The Museum is home to 80 million objects, but only a tiny fraction of them ever goes on display.

If you've ever wanted to wander through our vast collections, now is your chance.

Join your host Conor O'Keeffe and Museum scientists for our new monthly interactive live stream series, Hidden Treasures, where you tell us which parts of the collection to visit and what specimens you want to find out more about.

Head over to our YouTube channel to get involved in the stream. Use the video chat to tell us which doors and drawers you want us to open as we explore. You can also send in your questions about what you see for our experts to answer.

Hidden Treasures streams on the first Friday of each month. 

Episode 3

Streaming 2 September 2022, 15.30 BST

Which collection should we visit in episode three? Head over to YouTube to vote in the comments for the mammal collection or plant collection.

Episode 2

The fish collection, with James Maclaine

Streamed 5 August 2022

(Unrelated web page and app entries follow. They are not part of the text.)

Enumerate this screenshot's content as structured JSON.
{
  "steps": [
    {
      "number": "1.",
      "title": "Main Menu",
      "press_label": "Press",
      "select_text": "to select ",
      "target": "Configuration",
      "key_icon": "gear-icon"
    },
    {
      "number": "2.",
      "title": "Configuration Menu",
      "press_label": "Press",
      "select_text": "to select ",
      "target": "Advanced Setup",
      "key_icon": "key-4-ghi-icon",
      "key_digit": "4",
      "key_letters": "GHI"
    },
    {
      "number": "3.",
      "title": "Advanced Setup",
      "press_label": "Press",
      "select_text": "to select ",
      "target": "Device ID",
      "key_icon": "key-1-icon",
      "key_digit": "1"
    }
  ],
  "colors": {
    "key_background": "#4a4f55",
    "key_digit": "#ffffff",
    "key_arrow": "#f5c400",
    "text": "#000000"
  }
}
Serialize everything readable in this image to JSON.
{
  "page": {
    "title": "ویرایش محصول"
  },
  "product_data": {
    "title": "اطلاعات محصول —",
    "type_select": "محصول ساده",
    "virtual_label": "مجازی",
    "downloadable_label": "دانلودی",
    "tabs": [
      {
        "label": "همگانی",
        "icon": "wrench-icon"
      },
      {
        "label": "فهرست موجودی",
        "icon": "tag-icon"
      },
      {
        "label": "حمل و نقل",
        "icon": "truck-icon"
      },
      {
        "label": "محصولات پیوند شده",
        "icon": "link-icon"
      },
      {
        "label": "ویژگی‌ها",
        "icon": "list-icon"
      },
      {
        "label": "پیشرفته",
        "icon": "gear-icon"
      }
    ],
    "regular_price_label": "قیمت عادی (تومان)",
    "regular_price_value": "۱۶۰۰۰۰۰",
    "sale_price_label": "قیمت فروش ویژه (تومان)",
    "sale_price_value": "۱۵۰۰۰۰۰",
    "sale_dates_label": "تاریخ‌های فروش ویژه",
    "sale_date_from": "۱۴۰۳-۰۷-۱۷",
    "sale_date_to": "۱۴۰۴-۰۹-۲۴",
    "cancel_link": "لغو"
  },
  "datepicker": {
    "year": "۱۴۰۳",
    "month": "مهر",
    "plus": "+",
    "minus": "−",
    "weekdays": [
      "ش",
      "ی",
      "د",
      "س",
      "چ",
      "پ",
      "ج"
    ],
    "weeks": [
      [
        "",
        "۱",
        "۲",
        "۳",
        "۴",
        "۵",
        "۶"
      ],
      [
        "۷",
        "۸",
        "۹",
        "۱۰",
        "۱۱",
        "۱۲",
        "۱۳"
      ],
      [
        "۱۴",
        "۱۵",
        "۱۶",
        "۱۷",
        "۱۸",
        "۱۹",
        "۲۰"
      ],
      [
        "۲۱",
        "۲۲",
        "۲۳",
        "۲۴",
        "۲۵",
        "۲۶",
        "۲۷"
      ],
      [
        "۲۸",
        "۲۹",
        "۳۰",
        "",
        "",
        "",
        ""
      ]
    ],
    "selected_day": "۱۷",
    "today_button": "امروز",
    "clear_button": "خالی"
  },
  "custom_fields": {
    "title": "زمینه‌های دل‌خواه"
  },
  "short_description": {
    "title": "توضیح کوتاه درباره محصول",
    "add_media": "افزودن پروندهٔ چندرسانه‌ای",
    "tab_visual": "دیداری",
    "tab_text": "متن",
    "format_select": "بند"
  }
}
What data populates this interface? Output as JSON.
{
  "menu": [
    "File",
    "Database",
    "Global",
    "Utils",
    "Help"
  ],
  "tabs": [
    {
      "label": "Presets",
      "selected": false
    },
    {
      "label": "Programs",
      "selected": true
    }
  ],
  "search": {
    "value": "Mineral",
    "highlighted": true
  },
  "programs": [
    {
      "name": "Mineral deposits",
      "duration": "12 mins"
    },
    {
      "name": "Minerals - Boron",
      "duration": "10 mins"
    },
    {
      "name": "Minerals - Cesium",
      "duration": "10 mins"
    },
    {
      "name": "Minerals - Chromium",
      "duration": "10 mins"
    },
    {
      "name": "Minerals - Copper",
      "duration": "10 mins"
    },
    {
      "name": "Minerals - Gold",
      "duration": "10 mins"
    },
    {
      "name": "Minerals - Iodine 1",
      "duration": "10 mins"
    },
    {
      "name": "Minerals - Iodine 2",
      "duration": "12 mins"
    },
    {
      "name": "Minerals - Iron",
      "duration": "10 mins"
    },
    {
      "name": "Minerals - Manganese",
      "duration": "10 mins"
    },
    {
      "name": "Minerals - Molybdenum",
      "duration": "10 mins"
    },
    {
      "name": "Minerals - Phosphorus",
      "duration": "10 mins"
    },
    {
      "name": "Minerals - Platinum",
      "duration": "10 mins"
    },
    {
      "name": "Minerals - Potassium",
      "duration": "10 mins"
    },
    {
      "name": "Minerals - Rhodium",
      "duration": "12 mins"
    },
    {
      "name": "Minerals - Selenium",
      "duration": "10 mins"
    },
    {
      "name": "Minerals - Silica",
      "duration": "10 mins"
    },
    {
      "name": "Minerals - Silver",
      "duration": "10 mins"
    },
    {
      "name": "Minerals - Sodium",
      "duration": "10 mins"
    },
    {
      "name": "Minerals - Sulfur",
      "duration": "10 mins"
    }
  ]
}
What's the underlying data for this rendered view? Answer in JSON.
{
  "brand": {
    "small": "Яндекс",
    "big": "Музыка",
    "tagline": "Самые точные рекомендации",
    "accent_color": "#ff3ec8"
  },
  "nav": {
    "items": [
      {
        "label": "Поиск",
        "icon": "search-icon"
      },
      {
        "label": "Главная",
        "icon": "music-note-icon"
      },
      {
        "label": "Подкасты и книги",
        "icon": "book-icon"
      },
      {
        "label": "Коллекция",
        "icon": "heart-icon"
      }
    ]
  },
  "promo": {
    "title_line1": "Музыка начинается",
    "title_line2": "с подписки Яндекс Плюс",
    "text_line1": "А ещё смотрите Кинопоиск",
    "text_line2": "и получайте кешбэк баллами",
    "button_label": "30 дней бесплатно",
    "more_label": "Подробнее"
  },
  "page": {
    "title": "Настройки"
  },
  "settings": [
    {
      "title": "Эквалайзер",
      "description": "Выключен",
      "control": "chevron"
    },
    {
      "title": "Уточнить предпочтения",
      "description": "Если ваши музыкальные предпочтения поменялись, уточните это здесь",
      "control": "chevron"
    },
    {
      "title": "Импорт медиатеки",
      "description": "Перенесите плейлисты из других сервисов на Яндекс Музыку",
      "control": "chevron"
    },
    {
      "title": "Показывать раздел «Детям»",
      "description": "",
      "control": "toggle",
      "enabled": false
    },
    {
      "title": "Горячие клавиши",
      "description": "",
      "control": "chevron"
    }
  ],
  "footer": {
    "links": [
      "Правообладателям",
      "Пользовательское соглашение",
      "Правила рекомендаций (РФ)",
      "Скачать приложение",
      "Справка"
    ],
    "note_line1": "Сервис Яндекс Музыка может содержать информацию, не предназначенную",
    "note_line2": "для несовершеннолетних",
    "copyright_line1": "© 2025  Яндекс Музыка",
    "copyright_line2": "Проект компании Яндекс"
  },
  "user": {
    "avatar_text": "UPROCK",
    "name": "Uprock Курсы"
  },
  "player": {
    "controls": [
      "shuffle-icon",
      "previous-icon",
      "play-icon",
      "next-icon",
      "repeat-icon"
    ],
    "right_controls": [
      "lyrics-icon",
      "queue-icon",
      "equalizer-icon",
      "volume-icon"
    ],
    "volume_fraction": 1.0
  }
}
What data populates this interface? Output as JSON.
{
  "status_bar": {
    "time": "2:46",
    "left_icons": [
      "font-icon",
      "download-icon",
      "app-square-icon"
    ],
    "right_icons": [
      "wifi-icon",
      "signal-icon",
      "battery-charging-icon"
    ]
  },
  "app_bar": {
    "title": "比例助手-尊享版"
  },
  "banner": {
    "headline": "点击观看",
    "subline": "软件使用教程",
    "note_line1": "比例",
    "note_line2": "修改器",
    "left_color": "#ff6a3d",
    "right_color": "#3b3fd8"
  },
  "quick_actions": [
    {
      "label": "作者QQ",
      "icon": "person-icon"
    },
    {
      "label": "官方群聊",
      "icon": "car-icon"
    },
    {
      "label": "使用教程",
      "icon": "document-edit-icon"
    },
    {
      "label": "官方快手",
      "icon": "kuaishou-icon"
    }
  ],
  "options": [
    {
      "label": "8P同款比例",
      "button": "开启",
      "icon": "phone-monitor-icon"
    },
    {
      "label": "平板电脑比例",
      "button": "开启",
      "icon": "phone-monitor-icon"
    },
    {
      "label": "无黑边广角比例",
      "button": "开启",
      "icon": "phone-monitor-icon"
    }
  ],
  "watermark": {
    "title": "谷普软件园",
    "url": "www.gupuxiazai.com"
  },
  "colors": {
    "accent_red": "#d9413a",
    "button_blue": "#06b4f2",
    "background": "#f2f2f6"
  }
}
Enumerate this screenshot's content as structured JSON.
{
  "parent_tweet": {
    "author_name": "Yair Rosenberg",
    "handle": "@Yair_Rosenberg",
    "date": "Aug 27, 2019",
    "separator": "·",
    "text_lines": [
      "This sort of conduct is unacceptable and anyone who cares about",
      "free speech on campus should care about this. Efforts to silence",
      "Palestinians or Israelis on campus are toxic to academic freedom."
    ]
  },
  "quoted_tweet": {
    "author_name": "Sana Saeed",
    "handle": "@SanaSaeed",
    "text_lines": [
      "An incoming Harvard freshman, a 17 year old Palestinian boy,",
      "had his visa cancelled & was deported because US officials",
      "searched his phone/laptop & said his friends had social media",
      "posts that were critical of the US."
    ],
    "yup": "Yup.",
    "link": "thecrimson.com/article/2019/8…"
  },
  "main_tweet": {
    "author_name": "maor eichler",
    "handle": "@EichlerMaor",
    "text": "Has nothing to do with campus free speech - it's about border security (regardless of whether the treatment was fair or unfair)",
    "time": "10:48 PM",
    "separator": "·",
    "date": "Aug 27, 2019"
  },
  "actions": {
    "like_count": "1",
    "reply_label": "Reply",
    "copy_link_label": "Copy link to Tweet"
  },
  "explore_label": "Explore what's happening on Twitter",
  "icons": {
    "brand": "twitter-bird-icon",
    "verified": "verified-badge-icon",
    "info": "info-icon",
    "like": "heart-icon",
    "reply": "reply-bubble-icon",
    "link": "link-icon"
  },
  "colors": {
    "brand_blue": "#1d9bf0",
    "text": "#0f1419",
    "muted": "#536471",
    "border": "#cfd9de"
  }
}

Join host Conor and senior curator James Maclaine for a behind the scenes peek at the fishes stored in the Museum's Tank Room. 

Enjoy a closer look at the spirit collection, including deep sea anglerfishes and their parasitic partners, a giant sea bass and two whole great white sharks, and get your fill of fun facts, from tiny fish brains to how you squeeze an enormous oarfish into a specimen jar. 

Explore the spirit collection on your next visit to the Museum. 

Episode 1

The dinosaur collection, with Prof Paul Barrett

Streamed 1 July 2022

Join host Conor and palaeontologist Prof Paul Barrett on a trip down to the basement for a look around the Museum’s dinosaur collection

In this episode you get an up-close look at dinosaur specimens that are usually kept behind the scenes, including a giant sauropod leg bone, Edmontosaurus skin, a pocket-sized Hypsilophodon and an exclusive peek at Sophie the Stegosaurus's skull.

Discover more about how palaeontologists find dinosaurs